Direct cash transfers for urgent needs
COVID-19 caused more than 150 million people around the world to fall below the poverty line. Research has shown that cash transfers that can be spent on urgent needs — whether one-time grants or guaranteed income — are a powerful way to improve lives. GiveDirectly helps by sending no-strings-attached money to people who urgently need it.
What It Does
GiveDirectly transfers cash to people living in extreme poverty so they can meet their most urgent needs. Founded in 2009 as a private giving circle and opened to the public in 2011, GiveDirectly believes that people in poverty deserve to make their own choices about how to improve their lives, so the transfers have no conditions attached to them. They currently have operations in eight countries. GiveDirectly maintains strong partnerships with leaders at multiple levels of government and community, from district heads to village chiefs.
GiveDirectly’s longest-running programs deliver about $1,000 per family, saturating entire villages so that each household receives a payment. They identify participants using poverty data from national surveys, government lists, community-based-organizations, or partner apps like Propel, which provides SNAP benefits to millions in the United States. Recipients often spend grants on medicine, livestock, school fees, water, solar lights, irrigation, businesses to generate income, and more.
In response to the pandemic, GiveDirectly launched COVID-19 responses in Kenya, Malawi, Uganda, Rwanda, Liberia, DRC, and Togo. They adapted their model — which had previously included four in-person touchpoints — to be entirely remote and began giving in the U.S. as well, reaching 400k+ recipients affected by COVID-19.
How Effective It Is
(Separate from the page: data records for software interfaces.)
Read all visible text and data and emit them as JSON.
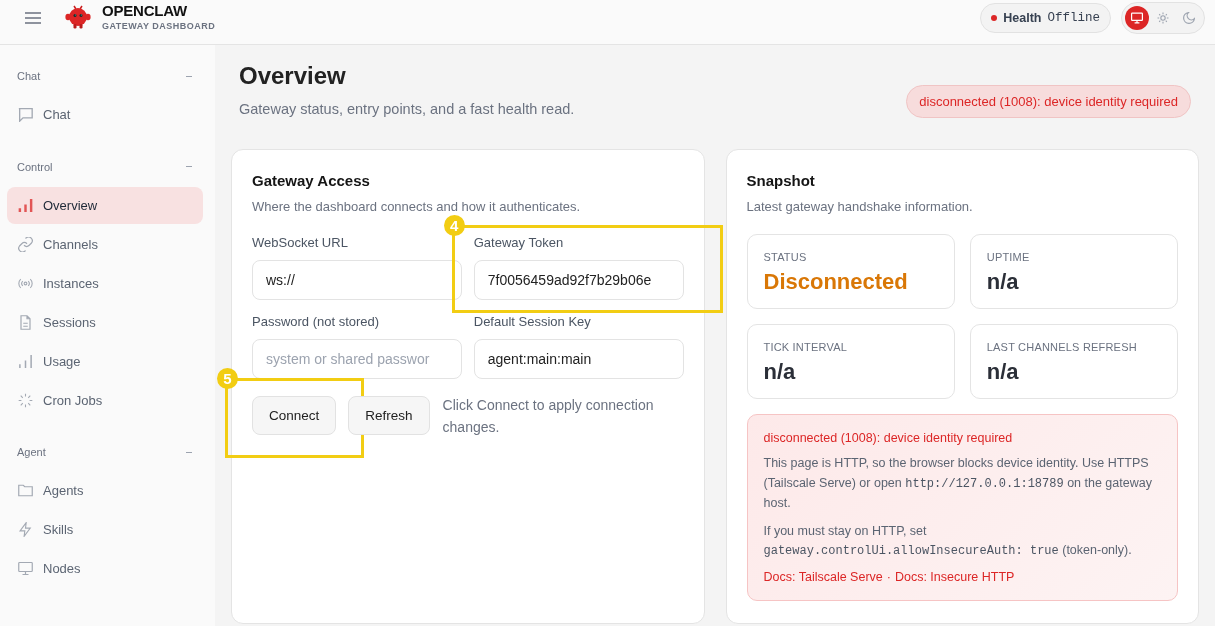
{
  "brand": {
    "name": "OPENCLAW",
    "subtitle": "GATEWAY DASHBOARD"
  },
  "health": {
    "label": "Health",
    "value": "Offline",
    "online": false
  },
  "theme_options": [
    {
      "selected": true
    },
    {
      "selected": false
    },
    {
      "selected": false
    }
  ],
  "sidebar": {
    "groups": [
      {
        "label": "Chat",
        "expanded": true,
        "items": [
          {
            "label": "Chat",
            "selected": false
          }
        ]
      },
      {
        "label": "Control",
        "expanded": true,
        "items": [
          {
            "label": "Overview",
            "selected": true
          },
          {
            "label": "Channels",
            "selected": false
          },
          {
            "label": "Instances",
            "selected": false
          },
          {
            "label": "Sessions",
            "selected": false
          },
          {
            "label": "Usage",
            "selected": false
          },
          {
            "label": "Cron Jobs",
            "selected": false
          }
        ]
      },
      {
        "label": "Agent",
        "expanded": true,
        "items": [
          {
            "label": "Agents",
            "selected": false
          },
          {
            "label": "Skills",
            "selected": false
          },
          {
            "label": "Nodes",
            "selected": false
          }
        ]
      }
    ]
  },
  "page": {
    "title": "Overview",
    "subtitle": "Gateway status, entry points, and a fast health read.",
    "error": "disconnected (1008): device identity required"
  },
  "gateway_access": {
    "title": "Gateway Access",
    "subtitle": "Where the dashboard connects and how it authenticates.",
    "fields": [
      {
        "label": "WebSocket URL",
        "value": "ws://"
      },
      {
        "label": "Gateway Token",
        "value": "7f0056459ad92f7b29b06e",
        "annotation": "4"
      },
      {
        "label": "Password (not stored)",
        "placeholder": "system or shared passwor"
      },
      {
        "label": "Default Session Key",
        "value": "agent:main:main"
      }
    ],
    "buttons": [
      {
        "label": "Connect",
        "annotation": "5"
      },
      {
        "label": "Refresh"
      }
    ],
    "hint": "Click Connect to apply connection changes."
  },
  "snapshot": {
    "title": "Snapshot",
    "subtitle": "Latest gateway handshake information.",
    "stats": [
      {
        "label": "STATUS",
        "value": "Disconnected",
        "color": "#d97706"
      },
      {
        "label": "UPTIME",
        "value": "n/a",
        "color": "#2b2f38"
      },
      {
        "label": "TICK INTERVAL",
        "value": "n/a",
        "color": "#2b2f38"
      },
      {
        "label": "LAST CHANNELS REFRESH",
        "value": "n/a",
        "color": "#2b2f38"
      }
    ],
    "alert": {
      "title": "disconnected (1008): device identity required",
      "paragraphs": [
        {
          "segments": [
            {
              "kind": "text",
              "text": "This page is HTTP, so the browser blocks device identity. Use HTTPS (Tailscale Serve) or open "
            },
            {
              "kind": "code",
              "text": "http://127.0.0.1:18789"
            },
            {
              "kind": "text",
              "text": " on the gateway host."
            }
          ]
        },
        {
          "segments": [
            {
              "kind": "text",
              "text": "If you must stay on HTTP, set "
            },
            {
              "kind": "code",
              "text": "gateway.controlUi.allowInsecureAuth: true"
            },
            {
              "kind": "text",
              "text": " (token-only)."
            }
          ]
        }
      ],
      "links": [
        "Docs: Tailscale Serve",
        "Docs: Insecure HTTP"
      ],
      "separator": "·"
    }
  }
}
GiveDirectly runs rigorous evaluations using randomized control trial studies to compare program participants vs non-program participants. These studies fill gaps in global evidence, inform the government and the public on the benefits of cash transfers, and enable GiveDirectly to reach more recipients.
GiveDirectly’s nutrition benchmark study compared the impact-per-dollar of unconditional cash transfers to Gikuriro, an integrated nutrition program in Rwanda. The study found that neither the nutrition program nor cost-equivalent cash transfers of $110 affected the study’s primary outcomes, but a larger transfer of $532 improved consumption, dietary diversity, and childhood growth 12 months after the baseline survey .
Cash transfers also have been shown to have positive effects on the neighbors of recipients. In a study published in 2019, GiveDirectly provided one-time cash transfers of about $1,000 to over 10,500 poor households across 653 randomized villages in rural Kenya. Over the 27 months studied, each $1,000 transfer increased spending by both recipients and nonrecipients by approximately $2,600.
How You Can Help
The extreme poverty line is $1.90 a day, meaning receiving this amount (or less) would lift someone above the line. 88% of GiveDirectly’s funds are sent directly to recipients, and the rest cover banking and mobile money fees, operations expenses, software, insurance, and auditing. With additional funds, GiveDirectly can reach more recipients. $100 can cover six children’s education costs for a year. $1,000 covers one household’s annual food cost, agricultural supplies, and home renovations. Learn more at https://donate.givedirectly.org/.
More Ways to Help — During COVID, cash relief efforts spurred interest in ongoing basic and guaranteed income programs. For example, SHOFCO, a community-based organization in Nairobi, Kenya, that provides clean water, community latrines, healthcare, early childhood education, business skills training and facilitation of group savings and loan programs, now works with GiveDirectly to enroll households in cash transfer programs. In the United States, Springboard to Opportunities introduced the Magnolia Mothers Trust, which provides $1,000 cash on a monthly basis, no strings attached, for 12 months straight to extremely low-income, Black mothers living in affordable housing in Jackson, MI.
 Mahler, Daniel G., Nishant Yonzan, Christoph Lakner, R. Andres C. Aguilar, and Haoyu Wu. 2021. “Updated estimates of the impact of COVID-19 on global poverty: Turning the corner on the pandemic in 2021?” World Bank Data Blog. https://blogs.worldbank.org/opendata/updated-estimates-impact-covid-19-global-poverty-turning-corner-pandemic-2021.